Your logo is the initial representation of your company, it is the logo that ‘speaks’ to any potential clients or customers before they’ve even walked through the door. Your logo tells clients whether you are professional, trustworthy and reliable. It makes a suggestion about how good your service is and how well you work with your clients. Your company’s logo is the initial presentation of your company and it is this presentation along with the way that you present the company that will ultimately win over a client’s trust and get them on board.
The main thing that will dictate a company’s success will be the quality of the service that they deliver. However, the image of a company also reveals a lot; your logo will give your clients a lot of ideas about your business.
Firstly they will already have an assumption about whether or not you are professional; your logo will tell them whether or not your care about the business – if you care about the business you’ll care about the clients and vice versa; they’ll know before they walk through the door whether you know what you’re doing and they’ll also know whether they can trust you. So, considering a logo can tell people so much about your company, you may be wondering what makes a good logo.
A good logo is ultimately one of colour, great design and professionalism. A logo can be simple or it can be a work of art, it can be black and white or every colour of the rainbow; it doesn’t really matter it’s about personal choice and the main purpose is to create a unique image that is recognisable and memorable to the public.
Colours are an important choice when it comes to a logo and the colours that you choose should depend on the business sector of your company. Fast food restaurants for example tend to choose bright colours such as red, blue, orange and yellow whereas banks usually choose a mellower range of colours such as gold, black, blue, white and red. Because of the way that colours are combined in business when people see a selection of colours they will automatically associate them with a certain type of business.
Professionalism is also important so smooth lines and curves in the text will create a much better image than jagged edges and text that’s unreadable. Depending on the business, jagged edges may be appropriate, but if the sign is illegible it will have a negative effect on the business all round.

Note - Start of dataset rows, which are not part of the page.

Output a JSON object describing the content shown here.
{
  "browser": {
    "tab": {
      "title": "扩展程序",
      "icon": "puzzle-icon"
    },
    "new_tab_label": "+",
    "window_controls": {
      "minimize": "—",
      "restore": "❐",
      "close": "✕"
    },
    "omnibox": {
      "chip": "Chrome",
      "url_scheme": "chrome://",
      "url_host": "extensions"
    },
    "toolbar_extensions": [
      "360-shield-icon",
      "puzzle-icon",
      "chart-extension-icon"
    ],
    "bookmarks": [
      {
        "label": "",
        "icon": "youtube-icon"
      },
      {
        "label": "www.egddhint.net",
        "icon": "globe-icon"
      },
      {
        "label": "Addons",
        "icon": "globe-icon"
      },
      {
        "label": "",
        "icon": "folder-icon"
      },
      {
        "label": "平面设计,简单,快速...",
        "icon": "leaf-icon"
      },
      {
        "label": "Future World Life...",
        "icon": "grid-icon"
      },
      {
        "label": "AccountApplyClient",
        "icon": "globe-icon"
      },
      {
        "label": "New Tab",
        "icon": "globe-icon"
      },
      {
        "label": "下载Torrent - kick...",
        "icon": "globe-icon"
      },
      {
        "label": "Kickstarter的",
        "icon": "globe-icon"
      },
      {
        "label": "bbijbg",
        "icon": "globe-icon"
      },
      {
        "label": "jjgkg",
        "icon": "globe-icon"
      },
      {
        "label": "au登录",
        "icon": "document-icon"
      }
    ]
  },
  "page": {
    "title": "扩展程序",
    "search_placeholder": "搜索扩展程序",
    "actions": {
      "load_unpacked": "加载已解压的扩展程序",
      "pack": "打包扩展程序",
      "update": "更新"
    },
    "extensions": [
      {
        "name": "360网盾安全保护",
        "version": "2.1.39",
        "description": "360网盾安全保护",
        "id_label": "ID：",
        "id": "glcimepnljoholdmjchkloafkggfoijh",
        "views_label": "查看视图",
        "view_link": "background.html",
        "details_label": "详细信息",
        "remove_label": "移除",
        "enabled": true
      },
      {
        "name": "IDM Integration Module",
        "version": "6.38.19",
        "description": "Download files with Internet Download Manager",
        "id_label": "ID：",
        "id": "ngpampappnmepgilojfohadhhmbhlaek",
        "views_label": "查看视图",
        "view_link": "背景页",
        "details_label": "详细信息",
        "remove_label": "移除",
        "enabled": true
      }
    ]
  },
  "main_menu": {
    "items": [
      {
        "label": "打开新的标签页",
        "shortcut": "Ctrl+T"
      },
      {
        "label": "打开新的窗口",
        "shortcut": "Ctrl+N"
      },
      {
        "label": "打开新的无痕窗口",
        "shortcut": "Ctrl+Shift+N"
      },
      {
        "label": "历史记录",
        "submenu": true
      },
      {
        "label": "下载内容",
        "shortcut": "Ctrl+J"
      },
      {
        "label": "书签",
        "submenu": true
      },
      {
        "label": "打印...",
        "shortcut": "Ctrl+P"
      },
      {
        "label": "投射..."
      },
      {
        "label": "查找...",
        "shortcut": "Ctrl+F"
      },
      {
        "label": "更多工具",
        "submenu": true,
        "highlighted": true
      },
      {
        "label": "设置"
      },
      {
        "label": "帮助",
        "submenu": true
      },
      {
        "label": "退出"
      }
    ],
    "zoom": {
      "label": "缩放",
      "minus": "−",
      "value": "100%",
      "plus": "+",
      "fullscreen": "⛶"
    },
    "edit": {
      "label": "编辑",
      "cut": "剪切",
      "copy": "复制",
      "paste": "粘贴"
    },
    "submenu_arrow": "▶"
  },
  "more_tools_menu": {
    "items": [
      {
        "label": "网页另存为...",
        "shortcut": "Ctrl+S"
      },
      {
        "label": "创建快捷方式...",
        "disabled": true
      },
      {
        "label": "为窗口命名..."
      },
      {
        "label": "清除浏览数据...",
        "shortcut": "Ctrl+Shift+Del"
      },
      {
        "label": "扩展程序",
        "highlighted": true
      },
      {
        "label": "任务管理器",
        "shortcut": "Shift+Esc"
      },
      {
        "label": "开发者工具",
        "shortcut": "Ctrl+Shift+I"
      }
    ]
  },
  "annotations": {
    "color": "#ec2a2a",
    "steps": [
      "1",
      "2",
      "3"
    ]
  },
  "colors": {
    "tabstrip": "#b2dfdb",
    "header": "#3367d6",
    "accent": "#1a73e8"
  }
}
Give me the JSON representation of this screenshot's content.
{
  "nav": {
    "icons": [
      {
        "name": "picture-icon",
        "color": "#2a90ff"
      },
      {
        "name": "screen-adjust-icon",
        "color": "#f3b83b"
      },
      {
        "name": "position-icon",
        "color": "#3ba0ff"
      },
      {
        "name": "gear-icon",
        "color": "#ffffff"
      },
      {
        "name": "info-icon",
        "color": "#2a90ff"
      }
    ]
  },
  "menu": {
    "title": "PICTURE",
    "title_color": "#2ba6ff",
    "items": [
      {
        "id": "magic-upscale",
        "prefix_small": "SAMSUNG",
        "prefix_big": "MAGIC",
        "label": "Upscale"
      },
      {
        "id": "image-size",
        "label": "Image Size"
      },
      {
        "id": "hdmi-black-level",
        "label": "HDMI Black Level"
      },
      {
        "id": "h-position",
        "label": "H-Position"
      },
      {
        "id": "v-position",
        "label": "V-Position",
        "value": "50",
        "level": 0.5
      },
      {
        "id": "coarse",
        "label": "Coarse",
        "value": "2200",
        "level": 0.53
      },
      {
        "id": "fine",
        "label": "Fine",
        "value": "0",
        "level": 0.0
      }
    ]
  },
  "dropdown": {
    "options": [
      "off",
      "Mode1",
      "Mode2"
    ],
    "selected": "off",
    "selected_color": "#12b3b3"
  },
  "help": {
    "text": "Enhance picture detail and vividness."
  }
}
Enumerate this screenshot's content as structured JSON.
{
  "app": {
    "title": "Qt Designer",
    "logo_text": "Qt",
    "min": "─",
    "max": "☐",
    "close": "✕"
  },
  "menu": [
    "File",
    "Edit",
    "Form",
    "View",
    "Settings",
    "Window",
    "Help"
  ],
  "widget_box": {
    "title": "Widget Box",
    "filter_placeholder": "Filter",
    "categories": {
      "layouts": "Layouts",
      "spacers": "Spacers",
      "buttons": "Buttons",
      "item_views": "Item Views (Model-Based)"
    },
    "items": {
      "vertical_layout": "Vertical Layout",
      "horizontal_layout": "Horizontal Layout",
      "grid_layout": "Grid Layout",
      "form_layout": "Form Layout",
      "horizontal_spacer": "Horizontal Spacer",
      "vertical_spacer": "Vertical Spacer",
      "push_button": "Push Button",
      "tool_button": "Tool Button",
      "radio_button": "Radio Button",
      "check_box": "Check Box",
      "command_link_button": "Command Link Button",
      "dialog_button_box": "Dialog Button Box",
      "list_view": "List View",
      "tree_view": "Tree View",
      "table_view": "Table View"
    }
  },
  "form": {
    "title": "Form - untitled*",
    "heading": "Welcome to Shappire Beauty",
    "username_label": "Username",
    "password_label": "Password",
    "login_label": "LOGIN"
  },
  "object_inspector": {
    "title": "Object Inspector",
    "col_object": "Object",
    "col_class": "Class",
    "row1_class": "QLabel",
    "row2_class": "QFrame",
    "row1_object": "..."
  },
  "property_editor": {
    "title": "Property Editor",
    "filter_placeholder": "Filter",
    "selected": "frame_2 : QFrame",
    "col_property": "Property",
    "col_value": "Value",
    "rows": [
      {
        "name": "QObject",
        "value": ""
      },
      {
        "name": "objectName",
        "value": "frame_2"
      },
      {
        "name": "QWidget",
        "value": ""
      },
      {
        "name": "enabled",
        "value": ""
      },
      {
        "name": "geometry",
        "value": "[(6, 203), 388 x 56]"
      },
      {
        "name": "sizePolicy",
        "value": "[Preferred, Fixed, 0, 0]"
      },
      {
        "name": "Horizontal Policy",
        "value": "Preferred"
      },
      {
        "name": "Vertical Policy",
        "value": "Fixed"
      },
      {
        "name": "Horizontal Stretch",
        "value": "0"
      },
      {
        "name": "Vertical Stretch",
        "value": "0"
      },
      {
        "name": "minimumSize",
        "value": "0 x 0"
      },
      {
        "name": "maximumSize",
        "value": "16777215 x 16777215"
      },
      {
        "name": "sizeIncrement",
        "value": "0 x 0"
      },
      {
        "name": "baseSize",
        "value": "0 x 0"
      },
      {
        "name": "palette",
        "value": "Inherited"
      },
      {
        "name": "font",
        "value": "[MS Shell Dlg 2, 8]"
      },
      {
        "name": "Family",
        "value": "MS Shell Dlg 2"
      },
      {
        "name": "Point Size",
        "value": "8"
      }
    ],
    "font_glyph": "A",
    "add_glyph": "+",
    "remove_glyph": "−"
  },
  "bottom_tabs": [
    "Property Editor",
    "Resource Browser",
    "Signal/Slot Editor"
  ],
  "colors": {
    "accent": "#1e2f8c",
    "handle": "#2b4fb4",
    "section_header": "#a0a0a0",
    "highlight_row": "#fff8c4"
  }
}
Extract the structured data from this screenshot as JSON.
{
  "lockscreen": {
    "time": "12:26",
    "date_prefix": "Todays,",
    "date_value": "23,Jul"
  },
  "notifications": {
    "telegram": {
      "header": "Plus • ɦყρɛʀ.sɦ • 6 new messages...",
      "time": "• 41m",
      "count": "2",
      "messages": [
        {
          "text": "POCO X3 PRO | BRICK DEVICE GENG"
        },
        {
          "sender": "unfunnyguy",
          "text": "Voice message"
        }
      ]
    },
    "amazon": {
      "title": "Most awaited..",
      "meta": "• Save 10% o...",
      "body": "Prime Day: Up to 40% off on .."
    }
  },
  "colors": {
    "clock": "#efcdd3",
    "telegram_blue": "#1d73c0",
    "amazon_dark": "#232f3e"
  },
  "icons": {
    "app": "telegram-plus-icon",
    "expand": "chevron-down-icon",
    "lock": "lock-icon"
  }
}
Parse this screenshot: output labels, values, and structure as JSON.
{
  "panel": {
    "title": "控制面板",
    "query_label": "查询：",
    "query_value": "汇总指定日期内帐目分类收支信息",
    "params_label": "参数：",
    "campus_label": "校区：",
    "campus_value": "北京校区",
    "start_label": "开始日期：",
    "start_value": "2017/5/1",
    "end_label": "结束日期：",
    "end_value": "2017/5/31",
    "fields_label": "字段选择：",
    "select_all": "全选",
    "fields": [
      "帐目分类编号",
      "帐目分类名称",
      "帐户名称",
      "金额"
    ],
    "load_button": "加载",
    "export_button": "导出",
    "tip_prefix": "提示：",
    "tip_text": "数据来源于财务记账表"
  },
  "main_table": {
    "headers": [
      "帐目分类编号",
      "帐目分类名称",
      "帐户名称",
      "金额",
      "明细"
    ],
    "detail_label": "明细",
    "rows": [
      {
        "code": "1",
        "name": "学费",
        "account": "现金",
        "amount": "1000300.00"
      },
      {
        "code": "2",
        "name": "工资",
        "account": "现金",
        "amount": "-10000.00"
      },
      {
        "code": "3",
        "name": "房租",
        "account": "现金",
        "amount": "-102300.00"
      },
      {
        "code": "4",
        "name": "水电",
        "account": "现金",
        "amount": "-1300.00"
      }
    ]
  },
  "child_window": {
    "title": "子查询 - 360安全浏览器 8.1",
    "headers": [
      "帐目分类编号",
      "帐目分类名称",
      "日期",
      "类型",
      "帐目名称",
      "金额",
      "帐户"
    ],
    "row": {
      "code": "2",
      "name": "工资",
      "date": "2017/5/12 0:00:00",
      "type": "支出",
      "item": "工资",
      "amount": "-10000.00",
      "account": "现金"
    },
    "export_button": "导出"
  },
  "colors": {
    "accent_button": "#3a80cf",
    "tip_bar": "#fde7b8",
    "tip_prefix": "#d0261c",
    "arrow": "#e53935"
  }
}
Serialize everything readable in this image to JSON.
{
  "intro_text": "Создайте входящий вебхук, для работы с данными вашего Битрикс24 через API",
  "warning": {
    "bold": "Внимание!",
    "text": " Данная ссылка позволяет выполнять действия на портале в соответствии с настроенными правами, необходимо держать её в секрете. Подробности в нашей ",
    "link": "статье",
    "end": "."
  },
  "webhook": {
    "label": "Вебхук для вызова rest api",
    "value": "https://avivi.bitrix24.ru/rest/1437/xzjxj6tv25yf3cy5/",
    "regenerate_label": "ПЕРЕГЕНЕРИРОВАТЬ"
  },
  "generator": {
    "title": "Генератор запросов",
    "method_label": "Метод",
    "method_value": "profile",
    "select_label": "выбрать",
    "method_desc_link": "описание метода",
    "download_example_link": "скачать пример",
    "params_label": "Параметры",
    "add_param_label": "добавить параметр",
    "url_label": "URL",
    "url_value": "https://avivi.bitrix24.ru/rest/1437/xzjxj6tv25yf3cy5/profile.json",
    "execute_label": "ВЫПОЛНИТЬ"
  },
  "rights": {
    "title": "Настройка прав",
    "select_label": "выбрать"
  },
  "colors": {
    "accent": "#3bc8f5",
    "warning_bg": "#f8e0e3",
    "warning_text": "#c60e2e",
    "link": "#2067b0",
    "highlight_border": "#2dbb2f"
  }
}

One of the main things to remember when deciding on a final design for your logo is to think about how you would view it if you were a potential client. If it is clean, smooth and clear than it will make a much better impression than something that’s dark, small and indecipherable.
This article was written by Oliver Jones who works in brand design; the article was written on behalf of www.logodesign.co.uk/.